### [Work to be completed]
Every line holding the string "true" should be copied from the listing.

### [Extracted material]
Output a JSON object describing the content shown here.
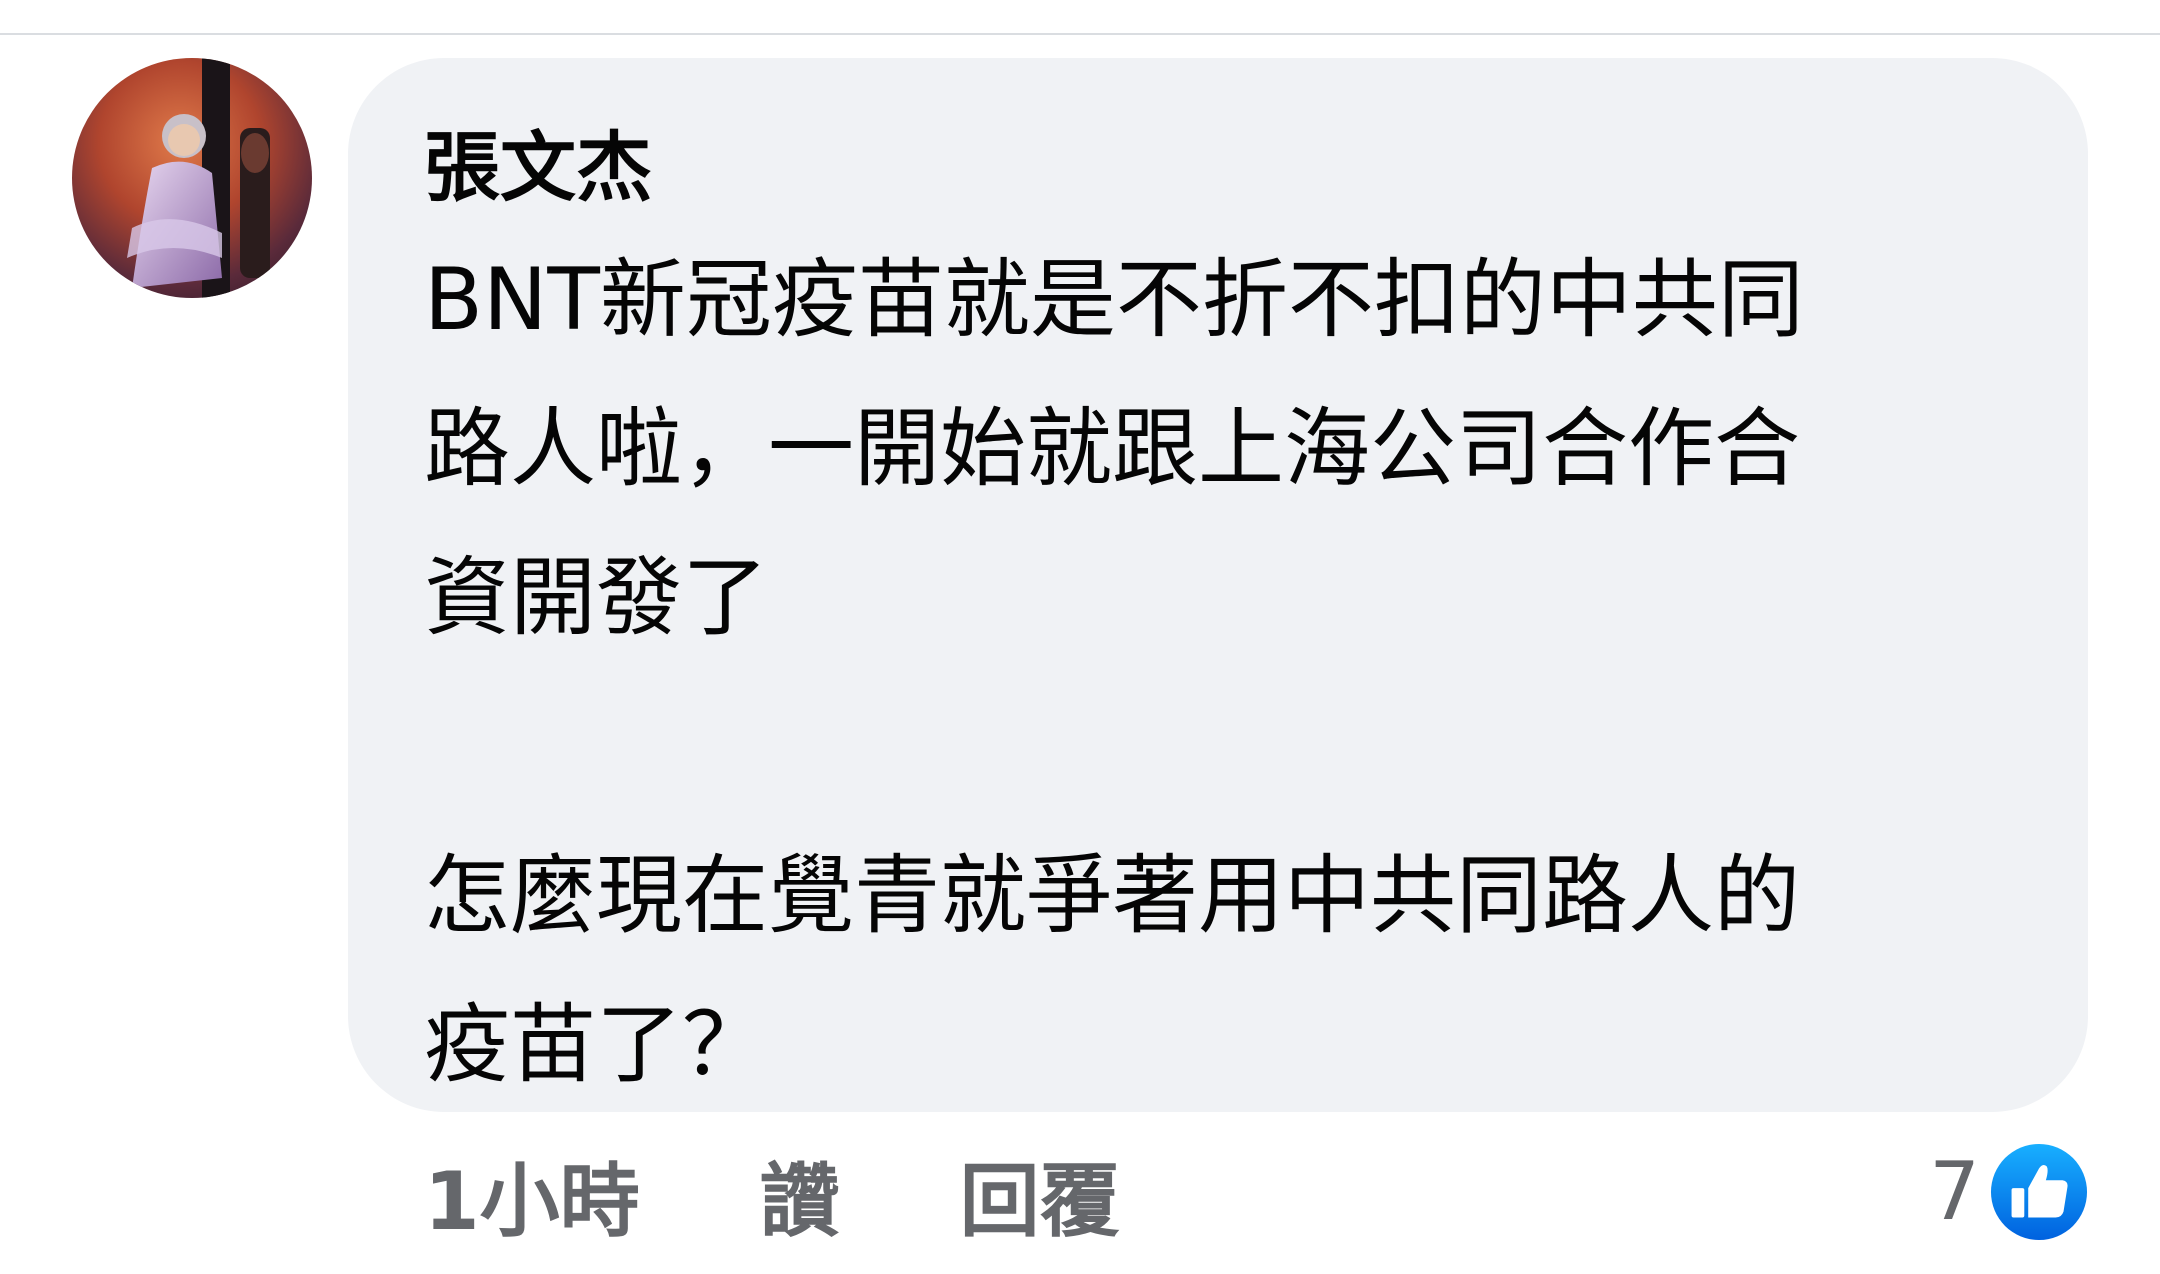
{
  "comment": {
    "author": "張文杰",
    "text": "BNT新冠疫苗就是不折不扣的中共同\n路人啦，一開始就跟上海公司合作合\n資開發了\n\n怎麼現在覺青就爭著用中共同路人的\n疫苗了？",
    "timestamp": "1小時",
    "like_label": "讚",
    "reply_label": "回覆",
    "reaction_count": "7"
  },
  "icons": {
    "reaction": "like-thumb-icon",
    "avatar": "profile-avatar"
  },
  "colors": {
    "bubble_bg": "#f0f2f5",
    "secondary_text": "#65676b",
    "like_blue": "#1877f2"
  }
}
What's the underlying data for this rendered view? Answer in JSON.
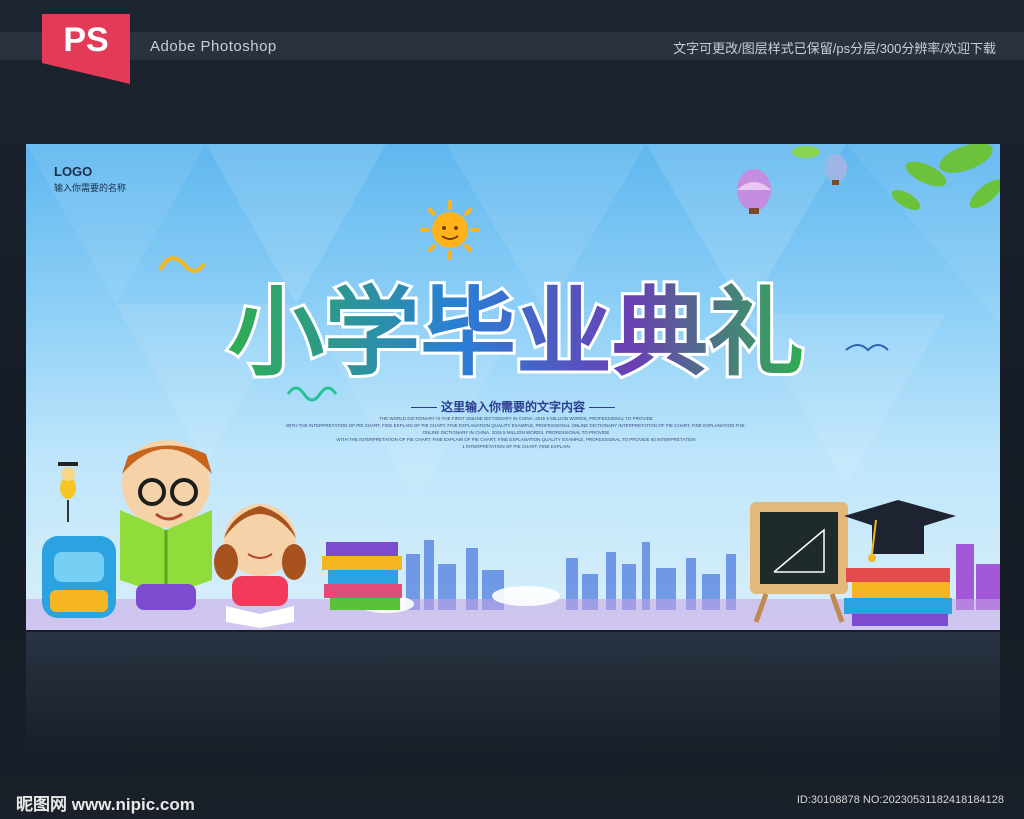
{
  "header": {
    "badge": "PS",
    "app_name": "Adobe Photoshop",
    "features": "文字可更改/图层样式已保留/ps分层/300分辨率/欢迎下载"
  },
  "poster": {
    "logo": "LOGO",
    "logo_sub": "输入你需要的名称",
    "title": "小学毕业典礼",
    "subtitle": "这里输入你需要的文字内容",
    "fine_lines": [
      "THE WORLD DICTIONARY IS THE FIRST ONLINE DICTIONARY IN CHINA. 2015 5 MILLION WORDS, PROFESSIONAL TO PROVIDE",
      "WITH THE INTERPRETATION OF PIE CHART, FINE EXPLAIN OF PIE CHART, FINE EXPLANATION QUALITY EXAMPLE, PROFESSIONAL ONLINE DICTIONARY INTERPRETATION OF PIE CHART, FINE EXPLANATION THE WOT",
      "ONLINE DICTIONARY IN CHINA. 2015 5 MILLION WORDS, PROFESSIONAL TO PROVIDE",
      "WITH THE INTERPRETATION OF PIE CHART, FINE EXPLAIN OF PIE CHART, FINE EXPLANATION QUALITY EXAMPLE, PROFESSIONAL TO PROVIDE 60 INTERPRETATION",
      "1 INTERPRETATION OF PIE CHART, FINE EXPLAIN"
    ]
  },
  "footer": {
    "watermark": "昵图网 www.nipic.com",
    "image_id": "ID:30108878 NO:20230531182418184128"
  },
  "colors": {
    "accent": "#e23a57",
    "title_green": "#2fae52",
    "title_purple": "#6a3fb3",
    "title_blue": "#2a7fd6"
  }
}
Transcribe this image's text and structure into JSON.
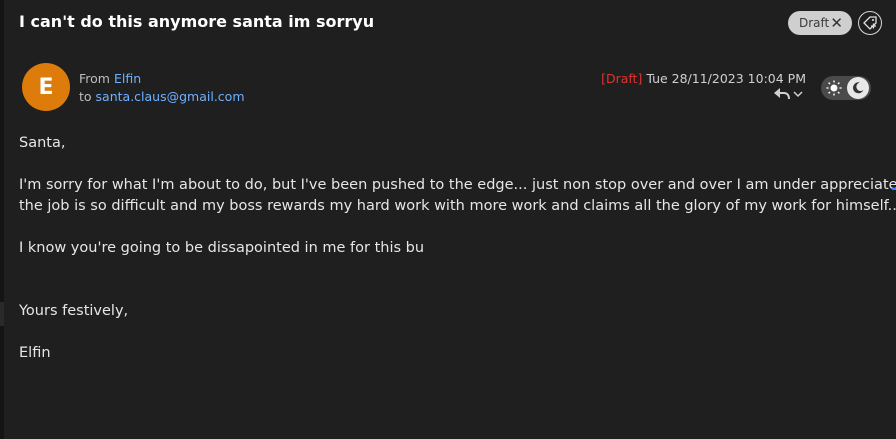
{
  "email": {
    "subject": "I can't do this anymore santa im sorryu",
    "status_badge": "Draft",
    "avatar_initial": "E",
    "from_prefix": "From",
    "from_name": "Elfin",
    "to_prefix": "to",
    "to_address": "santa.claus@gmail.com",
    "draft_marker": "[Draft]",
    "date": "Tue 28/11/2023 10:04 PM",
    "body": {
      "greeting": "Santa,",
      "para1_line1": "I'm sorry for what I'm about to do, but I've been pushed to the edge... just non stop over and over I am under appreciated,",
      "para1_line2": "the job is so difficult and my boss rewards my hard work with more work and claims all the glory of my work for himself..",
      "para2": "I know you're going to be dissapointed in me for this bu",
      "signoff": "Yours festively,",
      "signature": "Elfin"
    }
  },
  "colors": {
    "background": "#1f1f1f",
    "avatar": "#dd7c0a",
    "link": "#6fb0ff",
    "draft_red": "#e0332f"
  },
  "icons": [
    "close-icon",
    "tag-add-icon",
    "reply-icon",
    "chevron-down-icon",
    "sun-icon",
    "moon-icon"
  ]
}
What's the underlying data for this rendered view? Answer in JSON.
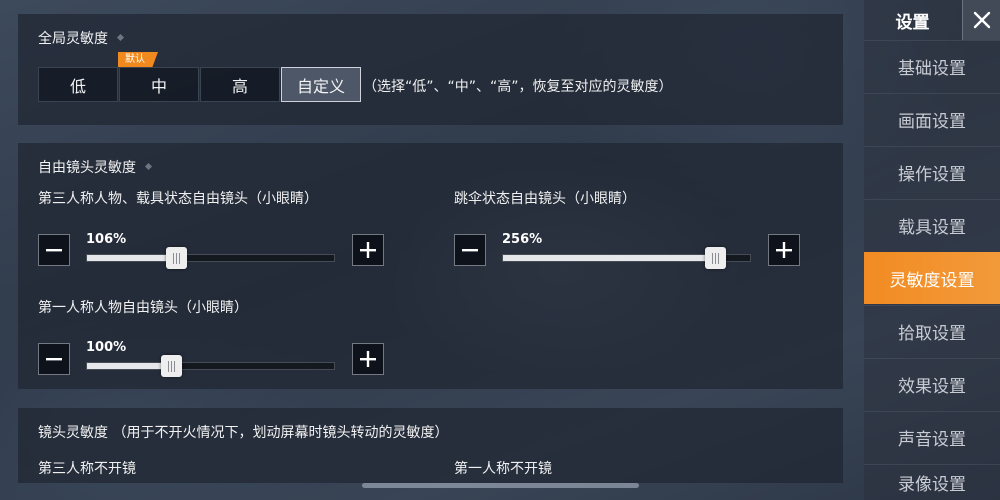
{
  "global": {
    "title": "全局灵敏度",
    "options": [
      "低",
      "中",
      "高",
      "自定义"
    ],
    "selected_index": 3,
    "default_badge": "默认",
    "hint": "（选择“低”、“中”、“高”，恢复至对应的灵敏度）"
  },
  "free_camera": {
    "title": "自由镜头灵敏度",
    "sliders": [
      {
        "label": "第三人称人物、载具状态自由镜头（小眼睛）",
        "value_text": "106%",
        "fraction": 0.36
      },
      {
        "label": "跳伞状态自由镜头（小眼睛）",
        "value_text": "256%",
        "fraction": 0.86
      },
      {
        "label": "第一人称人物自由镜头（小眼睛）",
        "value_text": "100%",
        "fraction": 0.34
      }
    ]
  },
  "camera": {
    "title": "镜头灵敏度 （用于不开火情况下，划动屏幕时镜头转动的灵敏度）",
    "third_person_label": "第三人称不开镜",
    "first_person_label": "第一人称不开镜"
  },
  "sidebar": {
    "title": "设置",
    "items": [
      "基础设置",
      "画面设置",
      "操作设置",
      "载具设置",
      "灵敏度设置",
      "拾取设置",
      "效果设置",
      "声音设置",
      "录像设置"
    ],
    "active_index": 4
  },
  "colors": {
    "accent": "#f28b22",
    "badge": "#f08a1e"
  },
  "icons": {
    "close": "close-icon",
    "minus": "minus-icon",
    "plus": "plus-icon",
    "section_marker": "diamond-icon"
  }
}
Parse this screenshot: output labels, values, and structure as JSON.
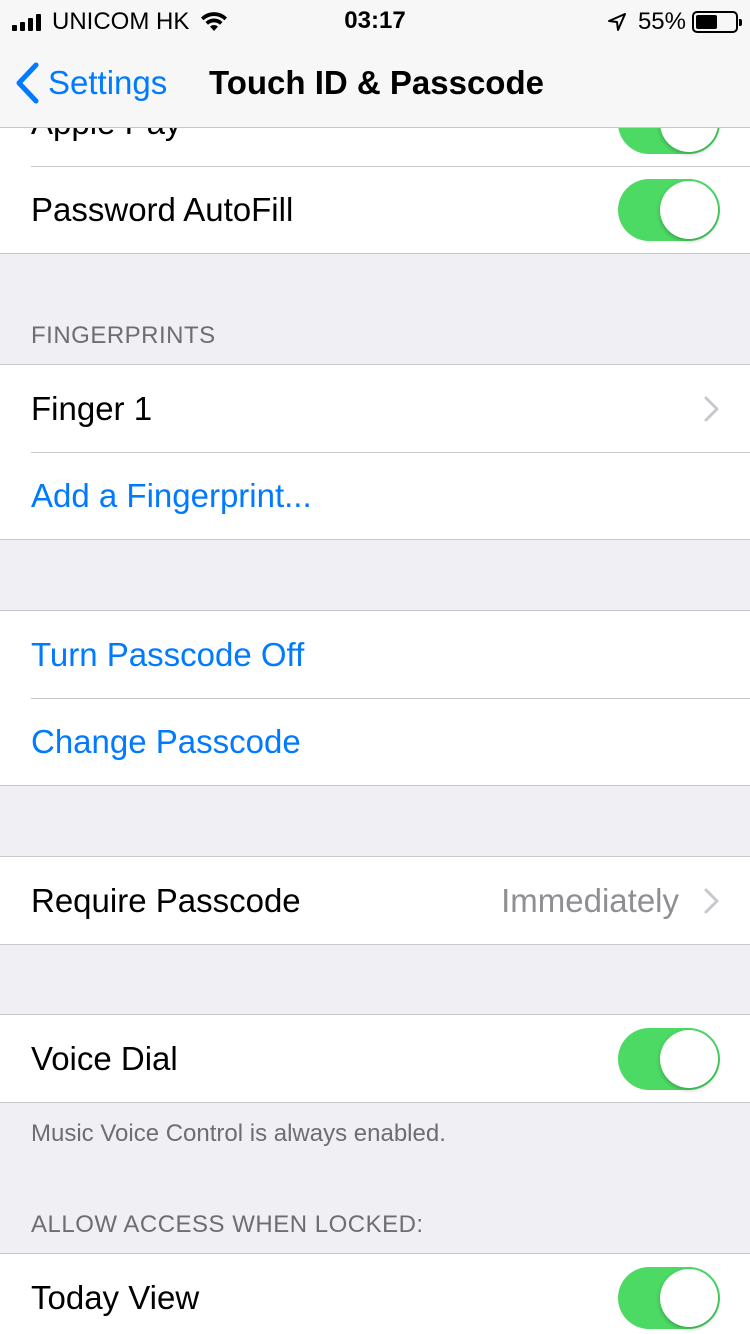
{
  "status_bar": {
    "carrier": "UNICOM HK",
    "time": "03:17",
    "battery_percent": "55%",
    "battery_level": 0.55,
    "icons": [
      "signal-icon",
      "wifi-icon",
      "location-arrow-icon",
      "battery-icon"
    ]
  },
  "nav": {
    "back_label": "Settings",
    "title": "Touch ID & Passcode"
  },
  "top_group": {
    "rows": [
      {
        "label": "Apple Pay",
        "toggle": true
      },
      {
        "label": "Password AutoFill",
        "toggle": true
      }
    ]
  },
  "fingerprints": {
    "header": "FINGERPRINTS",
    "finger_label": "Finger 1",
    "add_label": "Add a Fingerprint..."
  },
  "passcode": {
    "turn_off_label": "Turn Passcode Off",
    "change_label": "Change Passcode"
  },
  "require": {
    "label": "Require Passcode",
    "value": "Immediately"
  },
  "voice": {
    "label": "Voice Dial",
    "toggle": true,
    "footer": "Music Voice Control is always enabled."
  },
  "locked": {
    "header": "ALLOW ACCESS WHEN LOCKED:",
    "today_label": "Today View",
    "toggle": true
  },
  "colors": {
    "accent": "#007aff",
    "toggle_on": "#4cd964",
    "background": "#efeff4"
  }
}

### [Reply]
        "toggle": true
        "toggle": true
    "toggle": true,
    "toggle": true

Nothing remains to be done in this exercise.